Prepare a sand bath of about 120 oC. Place a 5-mL round-bottomed, short-necked flask in a small beaker on a balance and zero the reading. Use pipette to carefully add ~0.60 g of acetic acid and 0.74 g of 1-butanol. Record the exact balance reading on your notebook. Weigh ~0.10 g of Dowex 50WX8-400 ion-exchange resin on a weighing paper and pour the solid into the flask. Try to get close to the specified weight, but if you measure a little bit more or less chemical than what is needed go with it. If there is any uncertainty as to whether you need to redo the operation please first check with Dr. Wang. Take the flask back to your hood, and then add one piece of boiling stone to the flask. Set up the microscale Dean-Stark azeotropic esterification apparatus according to Fig 40.1 on page 519, and bring the mixture to boil. Make sure the opening of the reflux condenser is pointing toward one far corner of your hood instead of yourself.
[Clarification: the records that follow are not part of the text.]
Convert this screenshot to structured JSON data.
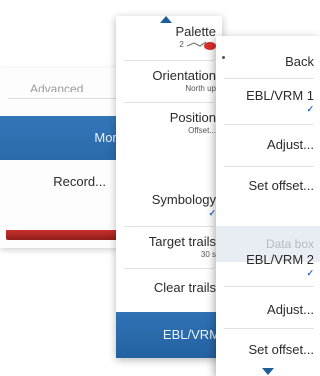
{
  "panel1": {
    "fragment_label": "Advanced",
    "more_label": "More",
    "record_label": "Record..."
  },
  "panel2": {
    "palette": {
      "label": "Palette",
      "value": "2"
    },
    "orientation": {
      "label": "Orientation",
      "value": "North up"
    },
    "position": {
      "label": "Position",
      "value": "Offset..."
    },
    "symbology": {
      "label": "Symbology",
      "check": "✓"
    },
    "target_trails": {
      "label": "Target trails",
      "value": "30 s"
    },
    "clear_trails": {
      "label": "Clear trails"
    },
    "ebl_vrm": {
      "label": "EBL/VRM"
    }
  },
  "panel3": {
    "back_label": "Back",
    "ebl1": {
      "label": "EBL/VRM 1",
      "check": "✓"
    },
    "adjust1_label": "Adjust...",
    "setoffset1_label": "Set offset...",
    "databox_label": "Data box",
    "ebl2": {
      "label": "EBL/VRM 2",
      "check": "✓"
    },
    "adjust2_label": "Adjust...",
    "setoffset2_label": "Set offset..."
  },
  "colors": {
    "selection_blue": "#2a6aaa",
    "check_blue": "#2d6fb3",
    "alert_red": "#c9302c"
  }
}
Thus if the reaction gets out of control, the hot mixture will not shoot on you or your labmates. You may need to adjust the bath temperature or scrap the sand away (or around) the reaction flask to reflux in a manner such that the vapors condense about one-third of the way up the empty distilling column, which is functioning as an air condenser. Note that the vapor that1distills is a ternary azeotropic mixture of 1-butanol, n-butyl acetate, and water with a constant boiling point of 90.7 oC. Once you see continuous condensation of liquid in the upper sidearm begin timing and let the reaction proceed for 30 minutes. Carefully lift the apparatus out of the sand bath, allow it to cool, and tip the apparatus to upright position so that all liquids flow back into the flask. Ignore the small droplets which won’t flow down. Disconnect the apparatus.Remove the liquid from the reaction flask with a Pasteur pipette into a test tube #1. Leave the solid ion-exchange resin behind. Add to the test tube #1 1 mL of 3 M sodium hydroxide solution (NaOH), and mix the liquids thoroughly by pulling the two layers into a long (9 inches) Pasteur pipette and expelling them back into the test tube. Note that the product should form the top layer because its density (0.882 g/mL) is lower than that of the sodium hydroxide solution (1.13 g/mL). Be careful to avoid getting any liquid splashed onto your hand. Do this for about 1 minute. Allow the layers to separate completely and then draw off the bottom layer into another test tube (#2). The purpose of the sodium hydroxide wash is to remove any residual acetic acid. To the remaining liquid in test tube #1 add 1 mL of saturated aqueous sodium chloride solution (brine), and mix the liquids thoroughly with the previously used pipette. Note that the product should still form the top layer because of brine’s even higher density (1.20 g/mL). Allow the layers to separate completely and then draw off the top layer into another clean test tube (#3). Add enough sodium sulfate (Na2SO4) to tube #3 and shake the mixture until the solid can freely move around and the liquid becomes totally clear. Gently shake the mixture periodically for ~3 min. Put a small Erlenmeyer flask (or beaker) on the balance and zero the reading. Use a clean and dry pipette to transfer the clear liquid in test tube #3 into the flask (or beaker) on the balance. Make sure no Na2SO4 get transferred. Record the exact product mass into your notebook. In experiments involving liquid-liquid extraction, it is good practice to save all layers until you are sure that the product is in hand. Determine the weight of your product and then submit the sample to Dr. Wang for IR analysis. The product is volatile and should NOT be poured into the liquid organic wastes container until you have received your printed IR spectrum. In your lab report compare the IR spectrum of your product to those of the two starting materials and rationalize whether your reaction has worked or not.Cleaning up. Decant n-butyl acetate into the liquid organic wastes container. Everything else could be rinsed with soap water and flushed down the sink. Wash all dirty glassware with soap water and finally rinse with a small amount of acetone.2word image 1885word image 1886
Order a unique copy of this paper
(550 words)

Approximate price: $22